TO DO: Please report each line of the data below that contains "chevron".

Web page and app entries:
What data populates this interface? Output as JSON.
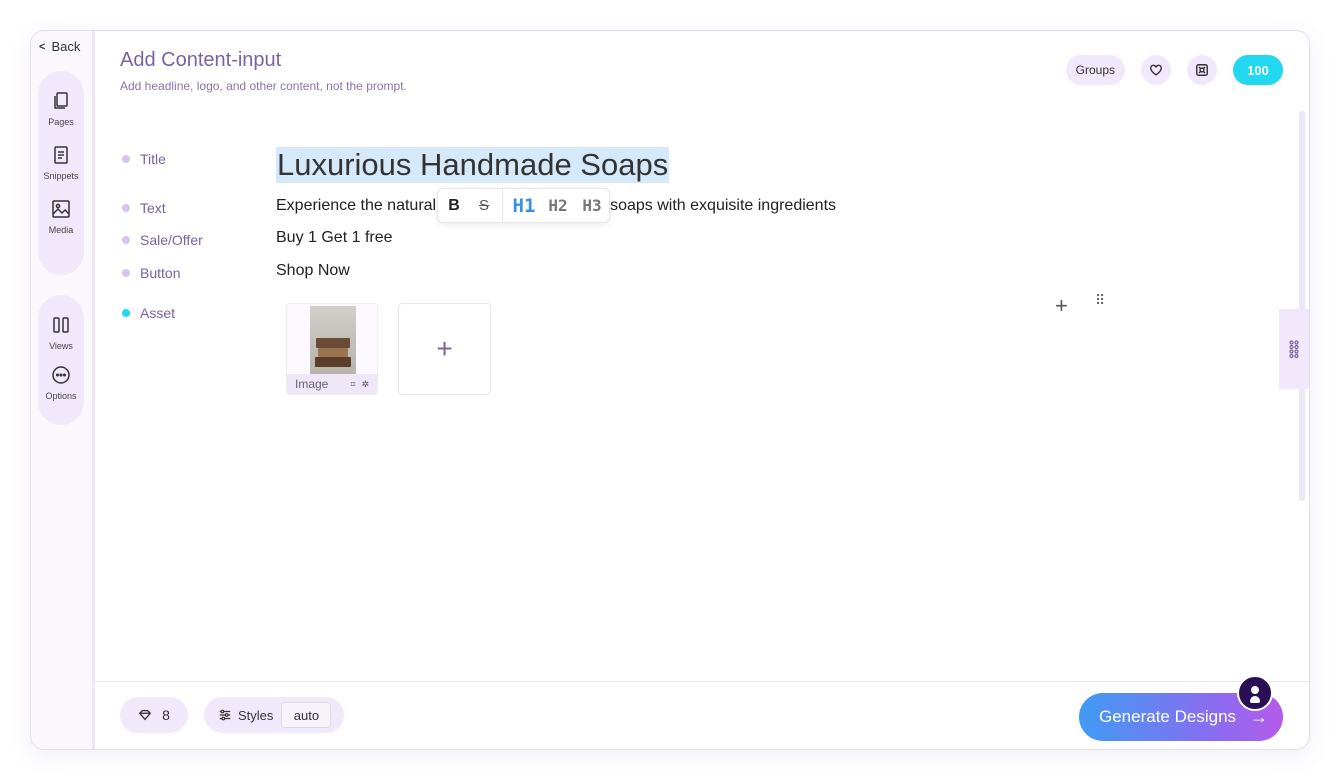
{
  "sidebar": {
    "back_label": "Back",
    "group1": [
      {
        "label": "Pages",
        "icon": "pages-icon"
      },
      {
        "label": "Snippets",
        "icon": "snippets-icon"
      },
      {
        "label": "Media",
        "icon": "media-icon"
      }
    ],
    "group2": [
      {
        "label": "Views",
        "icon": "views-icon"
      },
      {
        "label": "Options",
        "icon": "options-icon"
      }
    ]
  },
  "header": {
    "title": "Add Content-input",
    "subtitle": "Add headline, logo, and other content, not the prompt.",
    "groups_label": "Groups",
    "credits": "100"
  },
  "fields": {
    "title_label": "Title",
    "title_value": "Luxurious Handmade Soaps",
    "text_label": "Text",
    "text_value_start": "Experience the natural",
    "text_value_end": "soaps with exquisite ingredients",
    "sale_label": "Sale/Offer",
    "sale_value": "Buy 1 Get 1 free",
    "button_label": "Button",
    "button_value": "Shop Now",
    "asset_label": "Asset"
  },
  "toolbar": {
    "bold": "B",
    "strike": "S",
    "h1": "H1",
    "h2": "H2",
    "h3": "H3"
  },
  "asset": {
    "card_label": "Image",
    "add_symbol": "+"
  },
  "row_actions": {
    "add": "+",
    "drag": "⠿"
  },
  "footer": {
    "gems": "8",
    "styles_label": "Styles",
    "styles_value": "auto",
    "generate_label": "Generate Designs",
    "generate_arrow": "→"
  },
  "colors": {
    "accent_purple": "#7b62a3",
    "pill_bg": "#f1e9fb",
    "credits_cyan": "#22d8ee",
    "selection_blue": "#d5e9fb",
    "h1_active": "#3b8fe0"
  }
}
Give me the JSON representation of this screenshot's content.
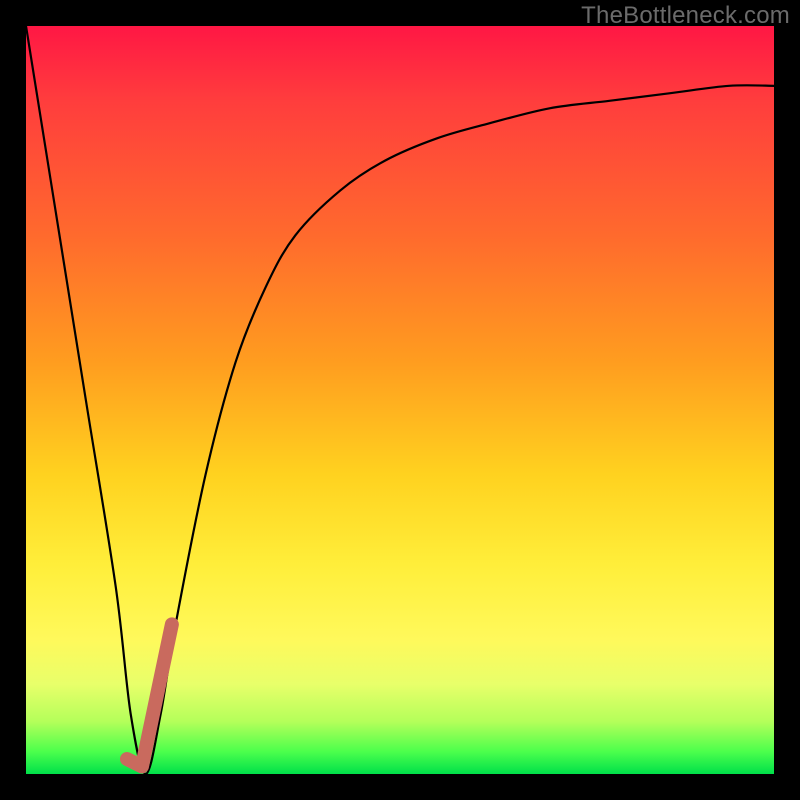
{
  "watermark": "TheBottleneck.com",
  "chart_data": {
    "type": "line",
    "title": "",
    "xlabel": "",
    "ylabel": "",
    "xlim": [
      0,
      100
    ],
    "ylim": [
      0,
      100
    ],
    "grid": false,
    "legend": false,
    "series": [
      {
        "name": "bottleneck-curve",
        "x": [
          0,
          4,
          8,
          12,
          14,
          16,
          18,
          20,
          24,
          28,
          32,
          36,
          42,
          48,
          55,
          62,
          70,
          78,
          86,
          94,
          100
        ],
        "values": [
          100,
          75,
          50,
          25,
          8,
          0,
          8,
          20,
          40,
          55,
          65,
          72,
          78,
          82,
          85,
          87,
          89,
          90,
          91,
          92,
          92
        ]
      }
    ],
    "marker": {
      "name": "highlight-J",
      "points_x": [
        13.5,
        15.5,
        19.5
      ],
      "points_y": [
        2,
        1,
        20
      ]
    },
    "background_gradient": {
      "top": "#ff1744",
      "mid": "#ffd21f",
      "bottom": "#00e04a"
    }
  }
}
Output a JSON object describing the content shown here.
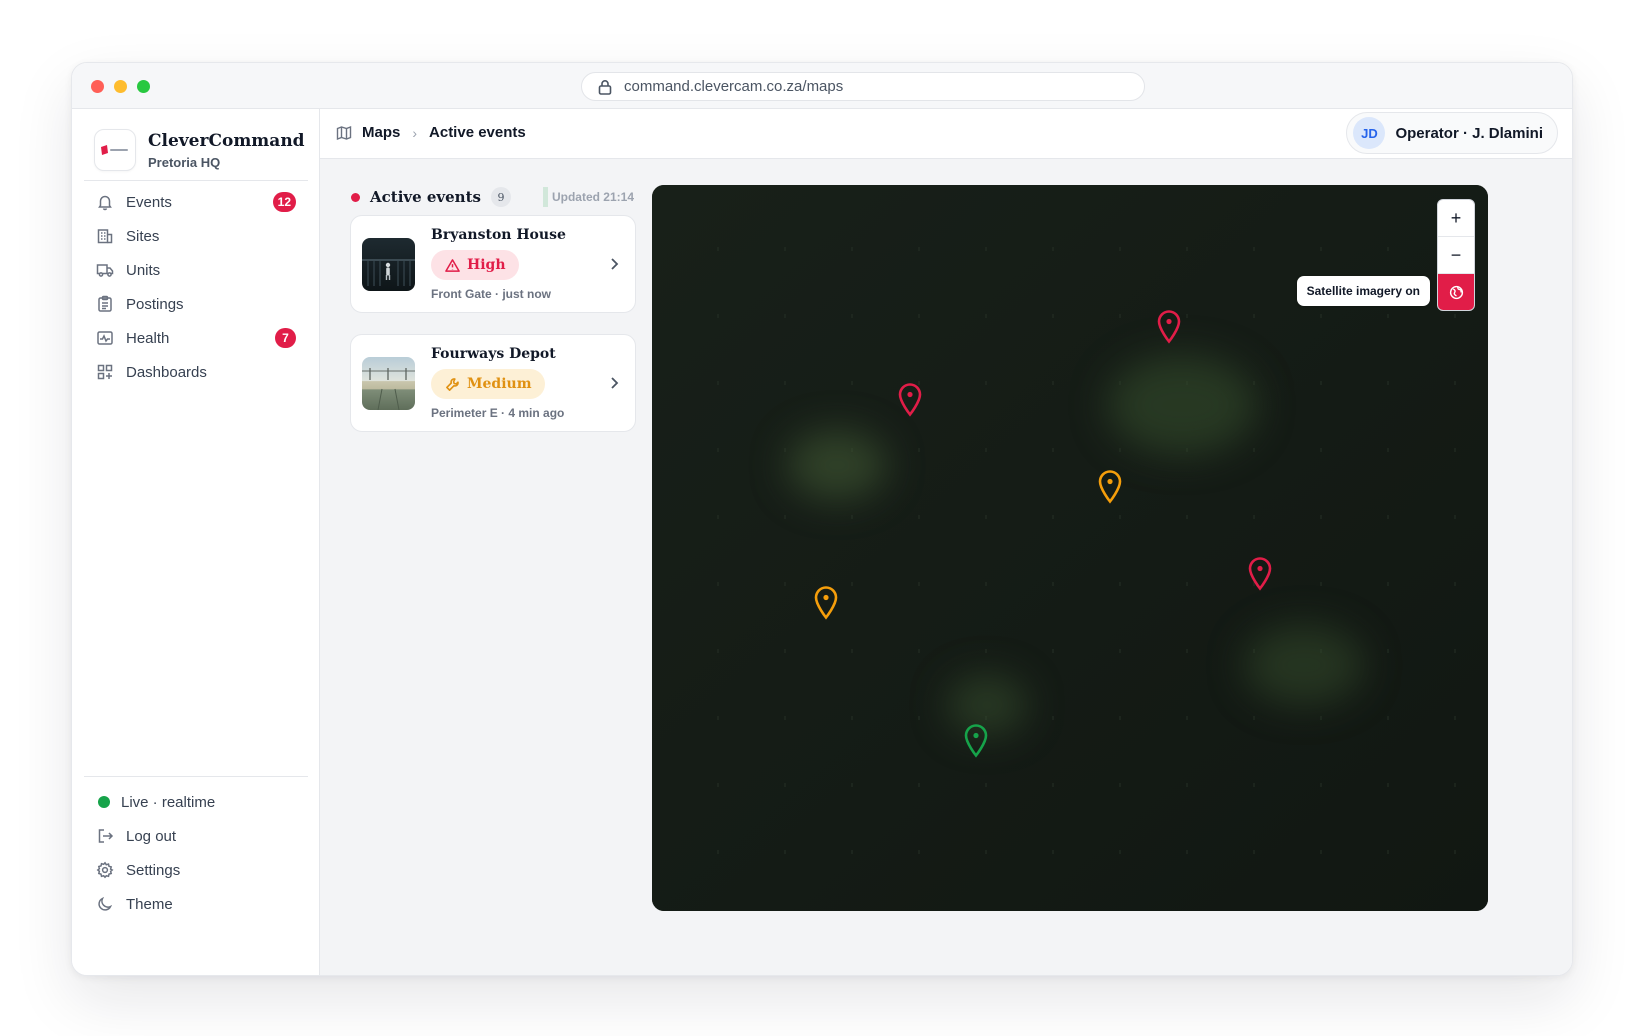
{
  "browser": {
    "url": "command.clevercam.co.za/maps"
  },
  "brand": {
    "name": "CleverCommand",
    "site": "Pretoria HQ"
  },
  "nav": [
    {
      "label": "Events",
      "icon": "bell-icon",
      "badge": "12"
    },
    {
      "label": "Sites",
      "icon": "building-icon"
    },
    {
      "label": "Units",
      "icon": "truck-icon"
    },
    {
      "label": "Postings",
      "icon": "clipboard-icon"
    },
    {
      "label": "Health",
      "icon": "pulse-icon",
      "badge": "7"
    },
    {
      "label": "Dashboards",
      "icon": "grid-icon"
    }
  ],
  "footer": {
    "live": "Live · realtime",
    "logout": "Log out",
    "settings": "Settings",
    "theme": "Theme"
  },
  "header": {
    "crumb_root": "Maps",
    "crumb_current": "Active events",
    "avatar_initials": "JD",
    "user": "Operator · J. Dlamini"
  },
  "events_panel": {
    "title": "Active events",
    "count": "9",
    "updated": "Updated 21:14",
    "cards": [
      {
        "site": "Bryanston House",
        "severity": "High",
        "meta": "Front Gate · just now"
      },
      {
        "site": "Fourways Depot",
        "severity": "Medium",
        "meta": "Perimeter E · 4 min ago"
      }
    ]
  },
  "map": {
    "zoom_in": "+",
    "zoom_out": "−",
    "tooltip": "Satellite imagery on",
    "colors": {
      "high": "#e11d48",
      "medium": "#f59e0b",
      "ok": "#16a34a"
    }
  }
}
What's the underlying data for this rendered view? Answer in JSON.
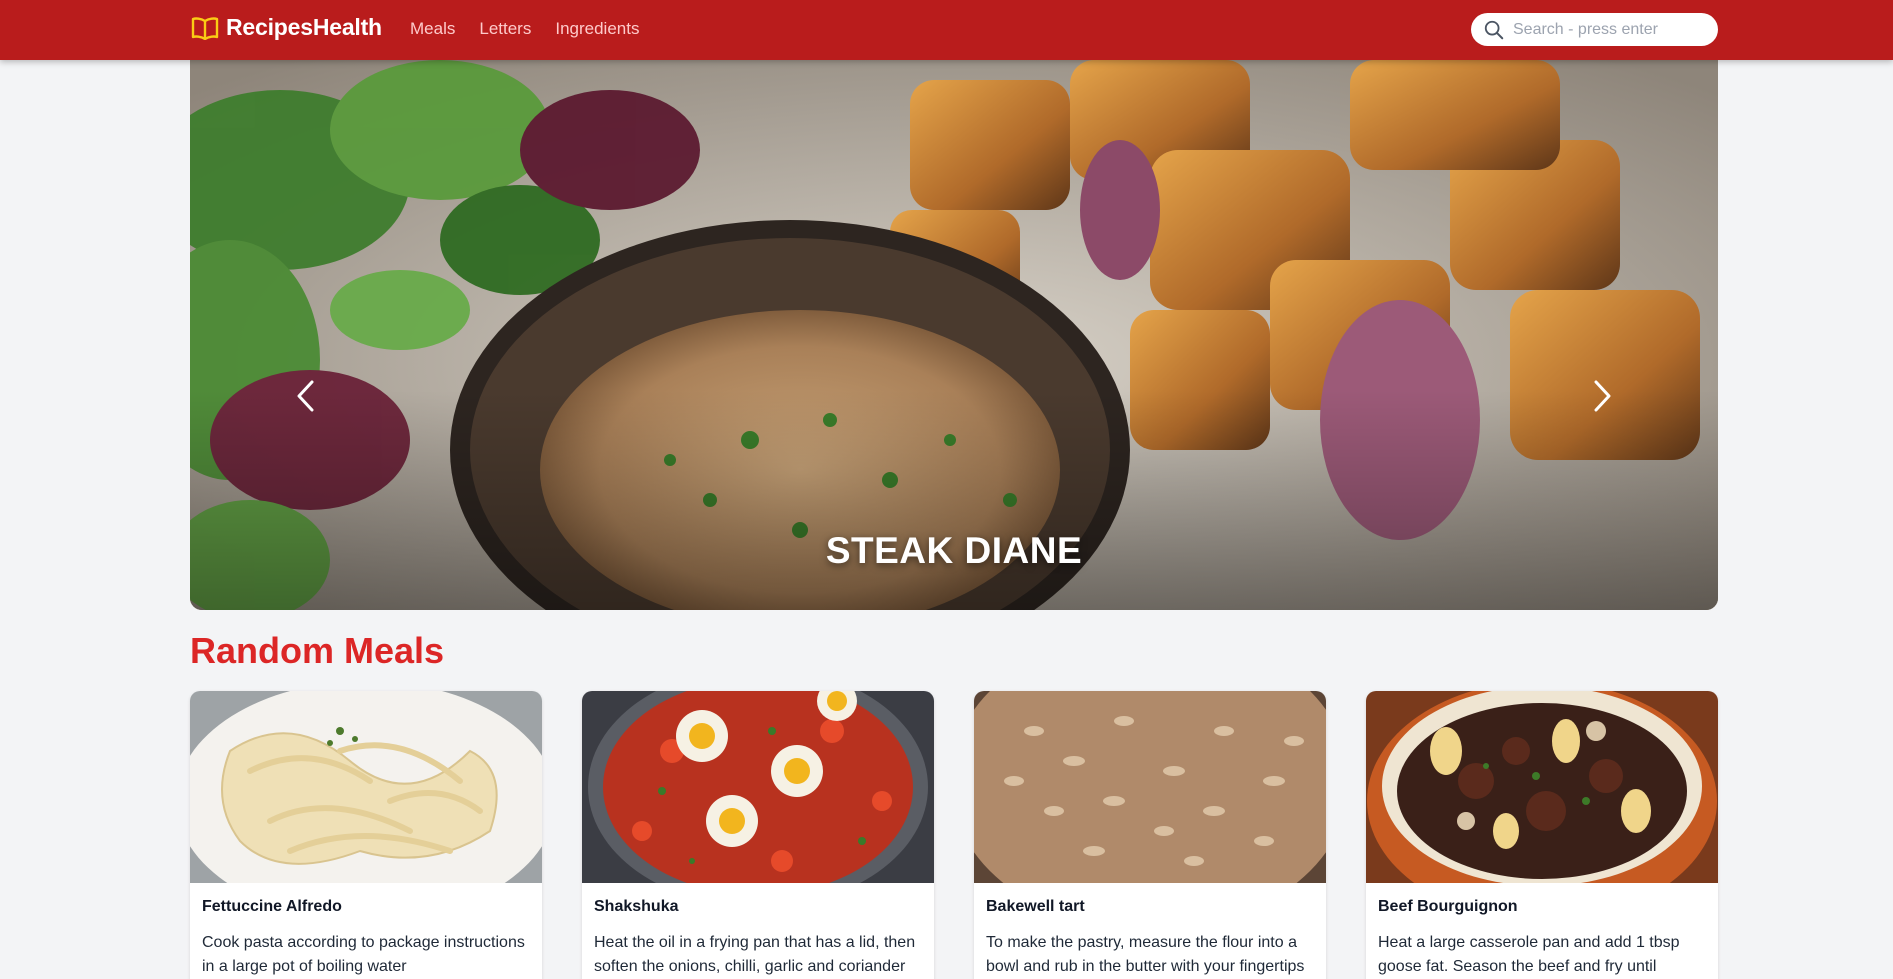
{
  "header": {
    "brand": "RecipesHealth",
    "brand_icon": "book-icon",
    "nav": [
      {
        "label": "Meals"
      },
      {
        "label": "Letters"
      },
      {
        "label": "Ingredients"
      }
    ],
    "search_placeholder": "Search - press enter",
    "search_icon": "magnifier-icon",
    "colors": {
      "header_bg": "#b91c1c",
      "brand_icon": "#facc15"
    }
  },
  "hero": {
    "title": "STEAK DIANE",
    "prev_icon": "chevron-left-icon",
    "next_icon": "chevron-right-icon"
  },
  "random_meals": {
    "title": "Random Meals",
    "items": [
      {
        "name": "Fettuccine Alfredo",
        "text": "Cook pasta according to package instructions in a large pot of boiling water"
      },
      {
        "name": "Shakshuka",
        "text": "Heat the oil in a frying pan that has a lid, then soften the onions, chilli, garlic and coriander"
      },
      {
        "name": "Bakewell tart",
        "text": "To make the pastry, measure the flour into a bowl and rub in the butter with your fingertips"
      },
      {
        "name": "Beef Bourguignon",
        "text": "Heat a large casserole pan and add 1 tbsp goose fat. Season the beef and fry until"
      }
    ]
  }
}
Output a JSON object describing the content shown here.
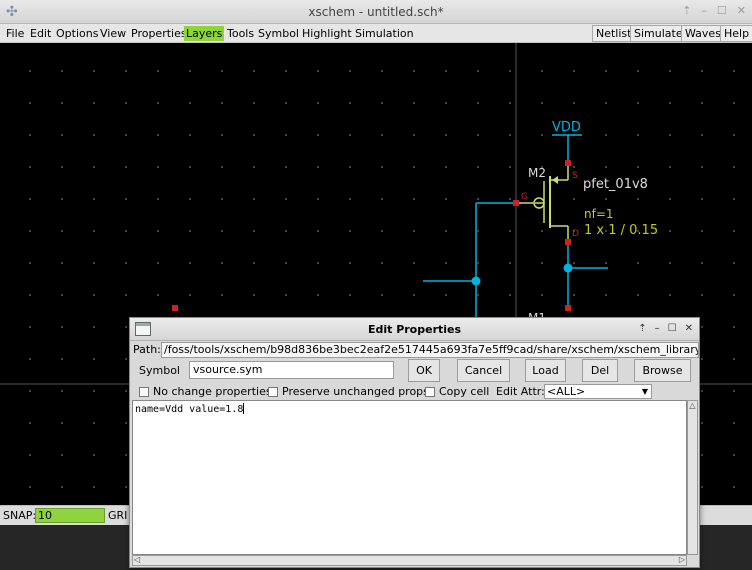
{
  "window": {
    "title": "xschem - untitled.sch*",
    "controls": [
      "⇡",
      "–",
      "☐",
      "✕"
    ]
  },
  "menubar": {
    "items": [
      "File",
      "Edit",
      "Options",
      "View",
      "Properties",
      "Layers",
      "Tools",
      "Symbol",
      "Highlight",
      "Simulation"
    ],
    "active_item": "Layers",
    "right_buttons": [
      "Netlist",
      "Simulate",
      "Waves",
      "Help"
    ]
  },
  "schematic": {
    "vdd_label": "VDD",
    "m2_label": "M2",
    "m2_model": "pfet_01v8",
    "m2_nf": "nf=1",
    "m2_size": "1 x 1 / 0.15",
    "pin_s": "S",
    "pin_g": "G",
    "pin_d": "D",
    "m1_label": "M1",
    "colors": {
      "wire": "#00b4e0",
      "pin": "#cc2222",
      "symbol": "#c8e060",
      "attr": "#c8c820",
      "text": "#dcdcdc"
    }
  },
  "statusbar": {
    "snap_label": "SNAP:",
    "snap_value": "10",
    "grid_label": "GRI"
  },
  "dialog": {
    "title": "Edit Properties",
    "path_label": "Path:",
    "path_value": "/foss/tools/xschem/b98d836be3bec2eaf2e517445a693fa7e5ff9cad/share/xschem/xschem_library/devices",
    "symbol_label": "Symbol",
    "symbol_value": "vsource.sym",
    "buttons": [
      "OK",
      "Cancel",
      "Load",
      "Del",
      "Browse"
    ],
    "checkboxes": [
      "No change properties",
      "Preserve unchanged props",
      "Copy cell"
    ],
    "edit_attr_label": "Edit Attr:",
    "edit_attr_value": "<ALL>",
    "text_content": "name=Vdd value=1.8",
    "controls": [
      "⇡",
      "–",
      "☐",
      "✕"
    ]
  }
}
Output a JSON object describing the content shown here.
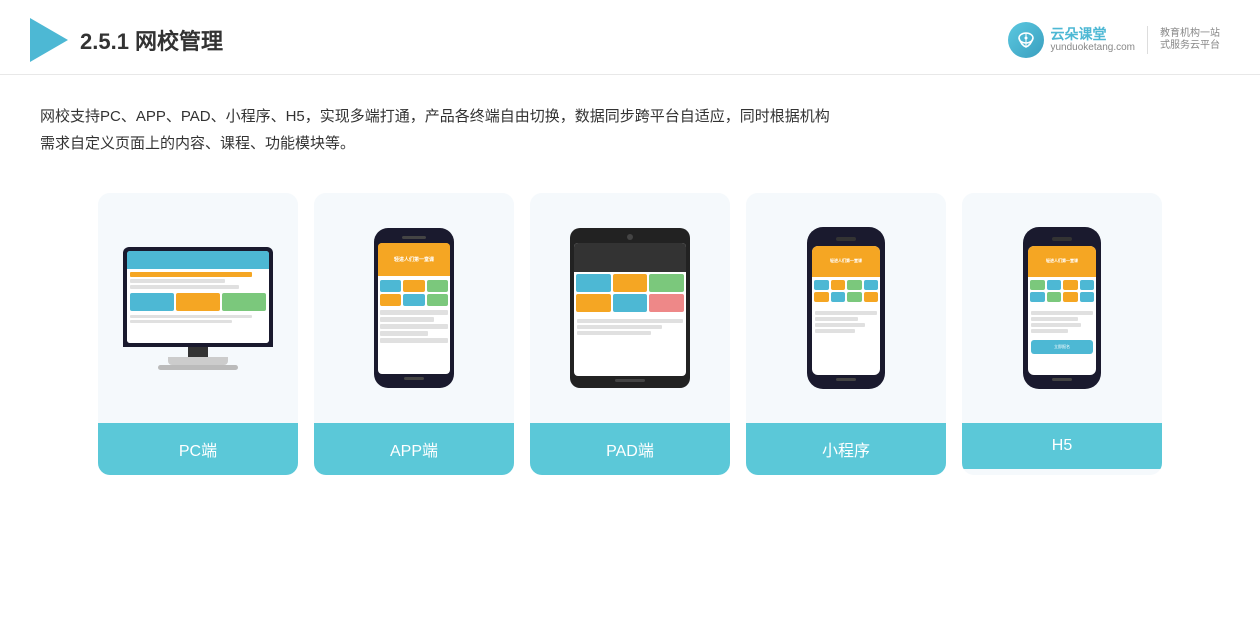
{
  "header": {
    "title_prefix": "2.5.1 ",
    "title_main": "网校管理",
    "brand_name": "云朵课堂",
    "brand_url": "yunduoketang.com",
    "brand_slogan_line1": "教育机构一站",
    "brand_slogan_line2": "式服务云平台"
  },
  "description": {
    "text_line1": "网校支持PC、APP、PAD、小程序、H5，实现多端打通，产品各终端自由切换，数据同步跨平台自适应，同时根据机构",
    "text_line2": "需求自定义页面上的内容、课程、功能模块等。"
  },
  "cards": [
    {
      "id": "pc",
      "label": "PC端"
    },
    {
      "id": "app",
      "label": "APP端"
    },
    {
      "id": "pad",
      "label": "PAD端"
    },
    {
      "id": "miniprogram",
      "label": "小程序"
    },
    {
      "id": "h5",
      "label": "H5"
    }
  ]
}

WORKED SOLUTION:
    "prev_icon": "chevron-left-icon",
    "next_icon": "chevron-right-icon"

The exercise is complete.